[Website and app data records]
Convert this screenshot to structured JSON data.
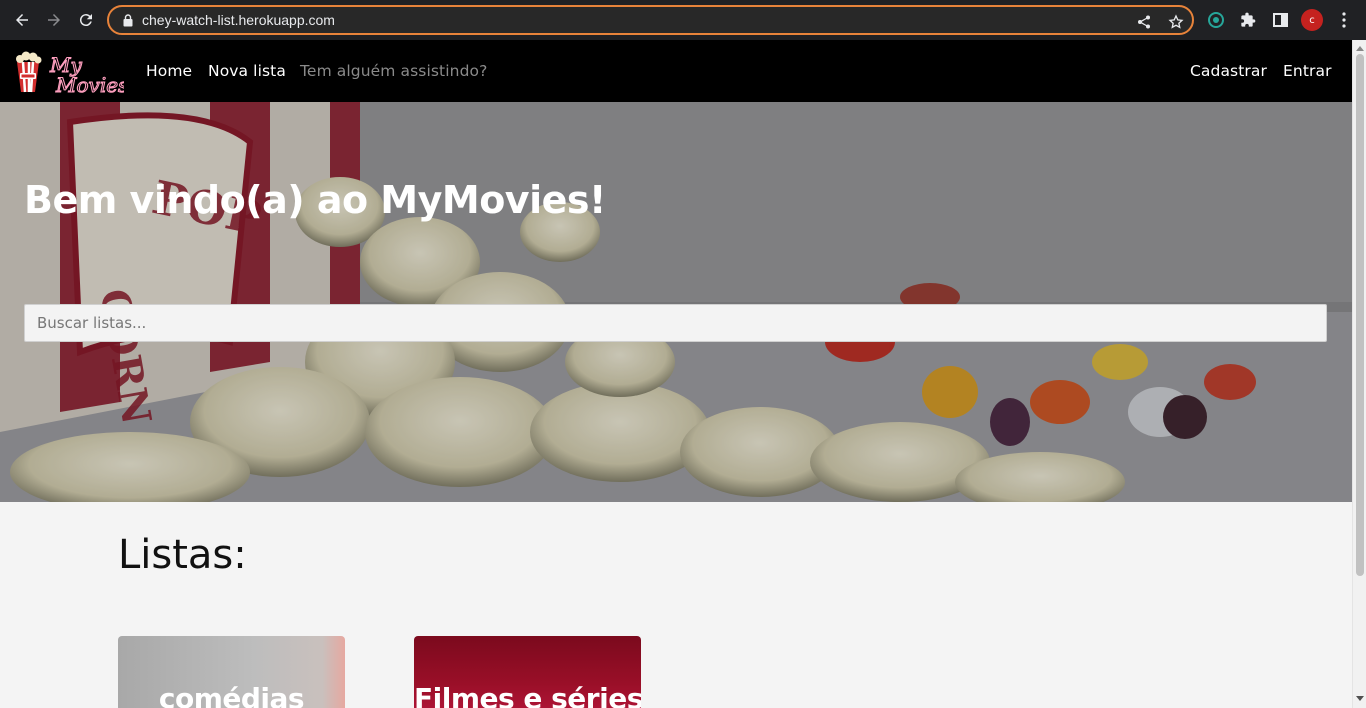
{
  "browser": {
    "url": "chey-watch-list.herokuapp.com",
    "profile_initial": "c",
    "icons": [
      "back-icon",
      "forward-icon",
      "reload-icon",
      "lock-icon",
      "share-icon",
      "star-icon",
      "extension-icon",
      "puzzle-icon",
      "sidepanel-icon",
      "menu-icon"
    ]
  },
  "site": {
    "logo_text": [
      "My",
      "Movies"
    ],
    "nav": {
      "home": "Home",
      "new_list": "Nova lista",
      "watching": "Tem alguém assistindo?",
      "register": "Cadastrar",
      "login": "Entrar"
    },
    "hero": {
      "title": "Bem vindo(a) ao MyMovies!",
      "search_placeholder": "Buscar listas..."
    },
    "lists_section": {
      "title": "Listas:",
      "cards": [
        {
          "title": "comédias"
        },
        {
          "title": "Filmes e séries"
        }
      ]
    }
  },
  "colors": {
    "omnibox_focus": "#e8833a",
    "navbar_bg": "#000000",
    "page_bg": "#f4f4f4",
    "card2_bg": "#9a0f28",
    "avatar_bg": "#c5221f"
  }
}
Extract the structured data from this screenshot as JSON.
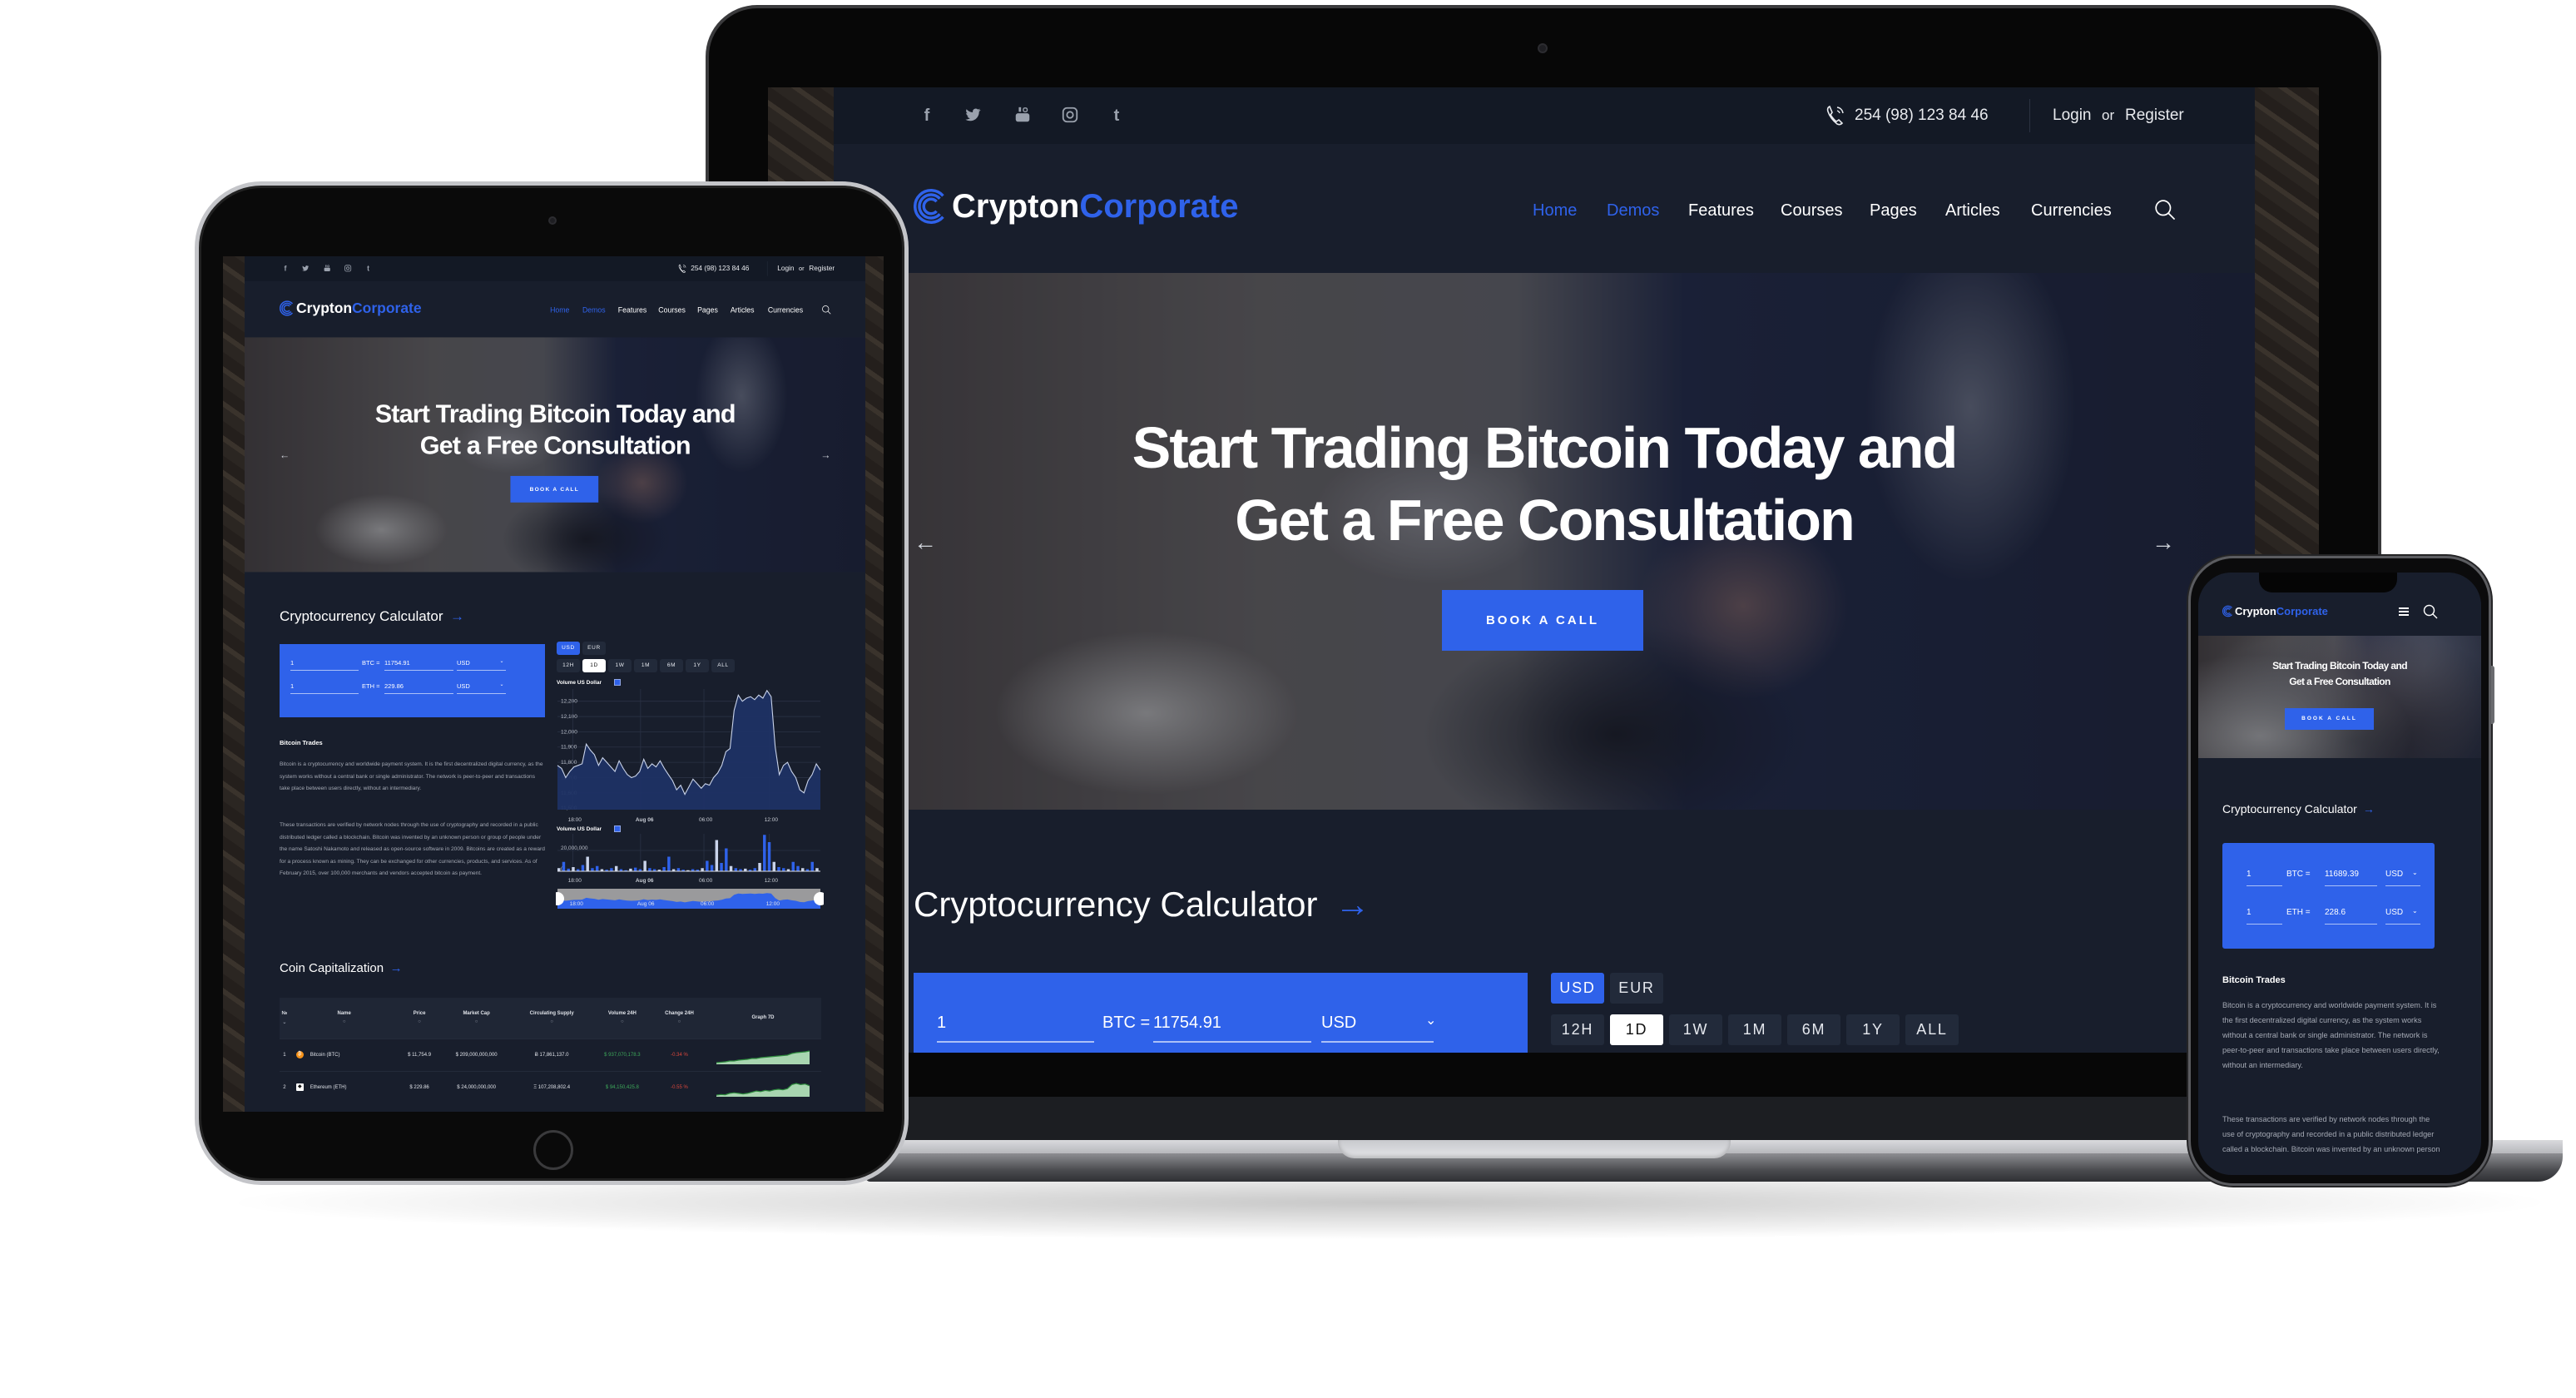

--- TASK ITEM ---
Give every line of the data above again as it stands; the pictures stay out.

--- RESULT ---
Convert this screenshot to structured JSON data.
{
  "browser": {
    "url": "chey-watch-list.herokuapp.com",
    "profile_initial": "c",
    "icons": [
      "back-icon",
      "forward-icon",
      "reload-icon",
      "lock-icon",
      "share-icon",
      "star-icon",
      "extension-icon",
      "puzzle-icon",
      "sidepanel-icon",
      "menu-icon"
    ]
  },
  "site": {
    "logo_text": [
      "My",
      "Movies"
    ],
    "nav": {
      "home": "Home",
      "new_list": "Nova lista",
      "watching": "Tem alguém assistindo?",
      "register": "Cadastrar",
      "login": "Entrar"
    },
    "hero": {
      "title": "Bem vindo(a) ao MyMovies!",
      "search_placeholder": "Buscar listas..."
    },
    "lists_section": {
      "title": "Listas:",
      "cards": [
        {
          "title": "comédias"
        },
        {
          "title": "Filmes e séries"
        }
      ]
    }
  },
  "colors": {
    "omnibox_focus": "#e8833a",
    "navbar_bg": "#000000",
    "page_bg": "#f4f4f4",
    "card2_bg": "#9a0f28",
    "avatar_bg": "#c5221f"
  }
}
Extract the structured data from this screenshot as JSON.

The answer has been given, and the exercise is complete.